``None of us wants to _ as we each have done _ meet with another family who has lost a child, in what is clearly a preventable death,'' said Sen. Hillary Rodham Clinton, D-N.Y., who outlined legislation that would force automakers to provide the improvements.
Called the Cameron Gulbransen Kids and Cars Safety Act, the measure is named after a 2-year-old New York boy who was accidentally run over and killed by his father as he backed out his sport utility vehicle in 2002.
Kids and Cars, a Kansas-based safety group supporting the bill, estimated that about two children are killed and 48 injured every week because of back-over accidents. Family members are typically behind the wheel, they said.
Under the measure, which has failed in past years, the National Highway Traffic Safety Administration would require equipment alerting drivers to children and other objects behind the vehicle, prevent a vehicle from rolling when parked and make power windows reverse direction to address some children who have been strangled to death.
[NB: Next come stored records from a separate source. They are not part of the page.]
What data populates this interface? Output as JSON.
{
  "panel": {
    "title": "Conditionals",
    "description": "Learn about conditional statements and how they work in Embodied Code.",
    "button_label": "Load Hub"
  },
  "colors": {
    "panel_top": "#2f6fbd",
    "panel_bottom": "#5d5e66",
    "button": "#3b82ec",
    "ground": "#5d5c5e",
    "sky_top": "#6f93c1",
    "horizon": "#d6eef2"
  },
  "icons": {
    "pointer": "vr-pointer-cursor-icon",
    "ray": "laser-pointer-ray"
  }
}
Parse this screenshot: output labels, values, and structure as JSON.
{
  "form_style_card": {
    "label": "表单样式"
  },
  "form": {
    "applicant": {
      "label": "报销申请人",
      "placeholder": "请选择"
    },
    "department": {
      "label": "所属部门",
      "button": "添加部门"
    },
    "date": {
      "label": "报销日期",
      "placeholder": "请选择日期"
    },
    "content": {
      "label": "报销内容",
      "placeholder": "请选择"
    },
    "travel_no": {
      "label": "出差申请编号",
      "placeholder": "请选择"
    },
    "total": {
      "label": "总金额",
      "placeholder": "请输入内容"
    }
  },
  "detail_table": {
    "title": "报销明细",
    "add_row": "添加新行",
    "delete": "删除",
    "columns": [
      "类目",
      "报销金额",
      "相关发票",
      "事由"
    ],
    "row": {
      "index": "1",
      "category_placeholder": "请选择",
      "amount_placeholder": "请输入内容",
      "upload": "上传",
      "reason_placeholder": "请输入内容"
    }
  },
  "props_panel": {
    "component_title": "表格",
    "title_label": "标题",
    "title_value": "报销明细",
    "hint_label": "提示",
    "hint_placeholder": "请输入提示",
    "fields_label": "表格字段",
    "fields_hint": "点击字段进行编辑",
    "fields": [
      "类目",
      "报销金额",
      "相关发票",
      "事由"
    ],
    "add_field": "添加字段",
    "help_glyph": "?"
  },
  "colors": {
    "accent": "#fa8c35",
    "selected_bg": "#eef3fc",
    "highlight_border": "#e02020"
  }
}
The power windows automatically change direction when detecting an object in their path. The cameras provide a view of the space behind the bumper, which is often difficult to see through a rearview mirror.
The federal safety agency also would be required to improve its collection of data involving ``nontraffic, noncrash injuries'' involving children. The bill is backed by Sen. John Sununu, R-N.H., and Reps. Jan Schakowsky, D-Ill., and Peter King, R-N.Y.
Many luxury vehicles have the technologies and other vehicles offer them as optional equipment. Parents and safety advocates said the improvements could run more than $350 per vehicle.
NHTSA has estimated that back-over accidents led to 183 deaths annually and about 7,400 injuries.
Automakers have opposed mandating the upgrades, noting that many of the safety features are available for consumers as an option. A government report last November also found that many of the cameras face limitations and their performance can vary depending on weather conditions.
``Such technology does show promise, though more research and development could help them better identify objects, especially at night and in inclement weather,'' said Gloria Bergquist, a spokeswoman for the Alliance of Automobile Manufacturers.
The industry has agreed to provide brake-shift interlock equipment that requires the driver to engage the brake to shift the vehicle out of park. Automakers have pledged to install the devices on all vehicles by 2010.
Others have stressed the importance of walking around the vehicle before moving it. But some parents whose children have been injured or killed in backovers said a simple check is not always the best prevention.
``We can supervise our children to the best of our ability, but anybody who has ever met a child knows that they are unpredictable at best,'' said Sue Auriemma, of Manhasset, N.Y.
Auriemma's young daughter, Kate, was seriously injured after she accidentally backed over her in May 2005. Auriemma said moments before the accident, she had looked behind her car ``but my daughter slipped out of the house in a second and behind my vehicle before I knew it.''